**WORK ITEM**: Scan the records below, and wherever a line has the word "link", pull it out.

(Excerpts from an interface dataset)
++++++++++++++++++++
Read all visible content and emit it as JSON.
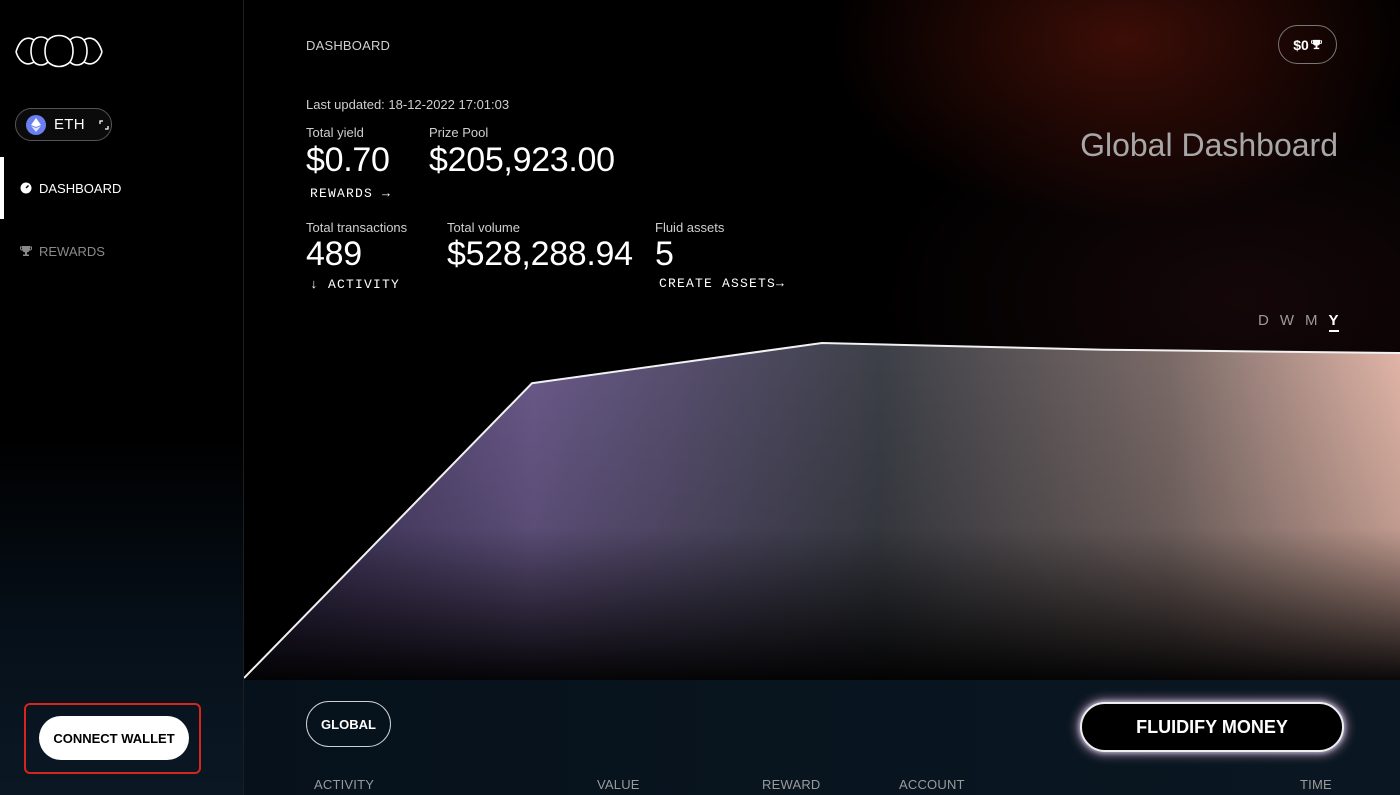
{
  "sidebar": {
    "chain": {
      "label": "ETH",
      "icon": "ethereum-icon",
      "switch_icon": "switch-icon"
    },
    "nav": [
      {
        "label": "DASHBOARD",
        "icon": "dashboard-gauge-icon",
        "active": true
      },
      {
        "label": "REWARDS",
        "icon": "trophy-icon",
        "active": false
      }
    ],
    "connect_wallet_label": "CONNECT WALLET"
  },
  "header": {
    "breadcrumb": "DASHBOARD",
    "reward_pill": {
      "label": "$0",
      "icon": "trophy-icon"
    }
  },
  "stats": {
    "last_updated": "Last updated: 18-12-2022 17:01:03",
    "total_yield": {
      "label": "Total yield",
      "value": "$0.70",
      "link": "REWARDS →"
    },
    "prize_pool": {
      "label": "Prize Pool",
      "value": "$205,923.00"
    },
    "total_transactions": {
      "label": "Total transactions",
      "value": "489",
      "link": "↓ ACTIVITY"
    },
    "total_volume": {
      "label": "Total volume",
      "value": "$528,288.94"
    },
    "fluid_assets": {
      "label": "Fluid assets",
      "value": "5",
      "link": "CREATE ASSETS→"
    }
  },
  "main": {
    "title": "Global Dashboard",
    "periods": [
      "D",
      "W",
      "M",
      "Y"
    ],
    "selected_period": "Y",
    "global_button": "GLOBAL",
    "fluidify_button": "FLUIDIFY MONEY",
    "table_columns": [
      "ACTIVITY",
      "VALUE",
      "REWARD",
      "ACCOUNT",
      "TIME"
    ]
  },
  "colors": {
    "accent_connect_outline": "#d3261d",
    "eth": "#6a7ff0"
  },
  "chart_data": {
    "type": "area",
    "x": [
      0,
      1,
      2,
      3,
      4
    ],
    "values": [
      0,
      0.88,
      1,
      0.98,
      0.97
    ],
    "grid": false,
    "legend": "none"
  }
}
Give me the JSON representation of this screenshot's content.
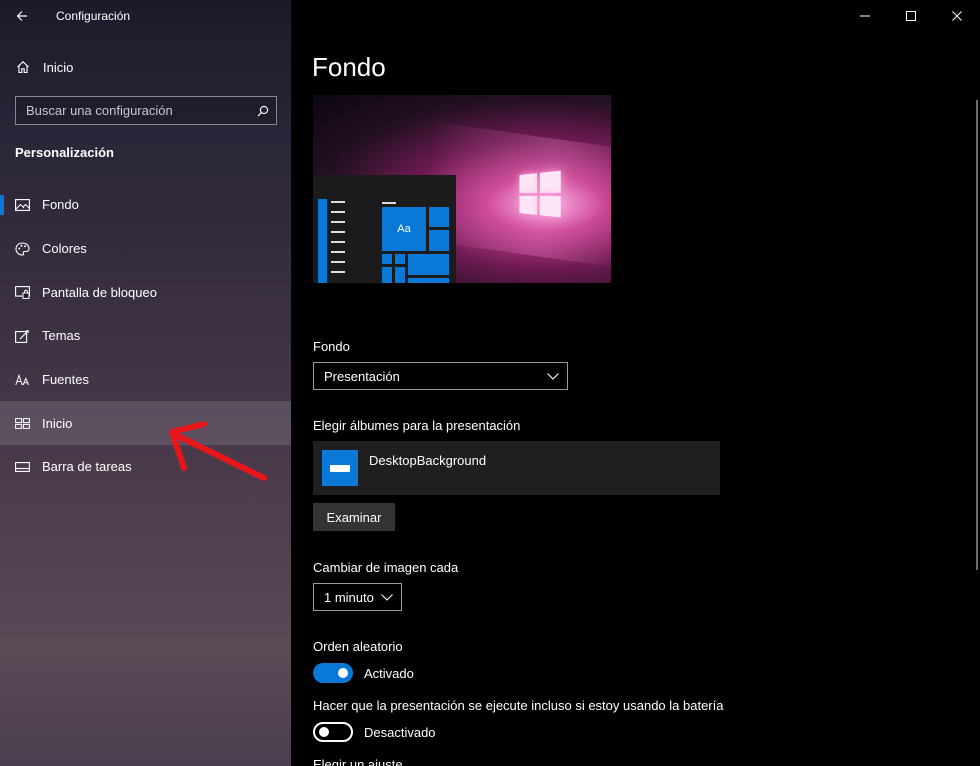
{
  "app": {
    "title": "Configuración"
  },
  "icons": {
    "back": "back-arrow-icon",
    "home": "home-icon",
    "search": "search-icon",
    "minimize": "minimize-icon",
    "maximize": "maximize-icon",
    "close": "close-icon"
  },
  "sidebar": {
    "home_label": "Inicio",
    "search_placeholder": "Buscar una configuración",
    "section_title": "Personalización",
    "items": [
      {
        "label": "Fondo",
        "icon": "picture-icon",
        "selected": true
      },
      {
        "label": "Colores",
        "icon": "palette-icon"
      },
      {
        "label": "Pantalla de bloqueo",
        "icon": "lock-screen-icon"
      },
      {
        "label": "Temas",
        "icon": "themes-icon"
      },
      {
        "label": "Fuentes",
        "icon": "fonts-icon"
      },
      {
        "label": "Inicio",
        "icon": "start-icon",
        "hover": true
      },
      {
        "label": "Barra de tareas",
        "icon": "taskbar-icon"
      }
    ]
  },
  "main": {
    "page_title": "Fondo",
    "preview": {
      "tile_text": "Aa"
    },
    "background_label": "Fondo",
    "background_value": "Presentación",
    "albums_label": "Elegir álbumes para la presentación",
    "album_name": "DesktopBackground",
    "browse_button": "Examinar",
    "change_label": "Cambiar de imagen cada",
    "change_value": "1 minuto",
    "shuffle_label": "Orden aleatorio",
    "shuffle_state": "Activado",
    "battery_label": "Hacer que la presentación se ejecute incluso si estoy usando la batería",
    "battery_state": "Desactivado",
    "fit_label": "Elegir un ajuste"
  },
  "colors": {
    "accent": "#0a78d7",
    "annotation_arrow": "#e8161b"
  }
}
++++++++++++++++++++
**OUTPUT BELOW**:
      "link": "REWARDS →"
      "link": "↓ ACTIVITY"
      "link": "CREATE ASSETS→"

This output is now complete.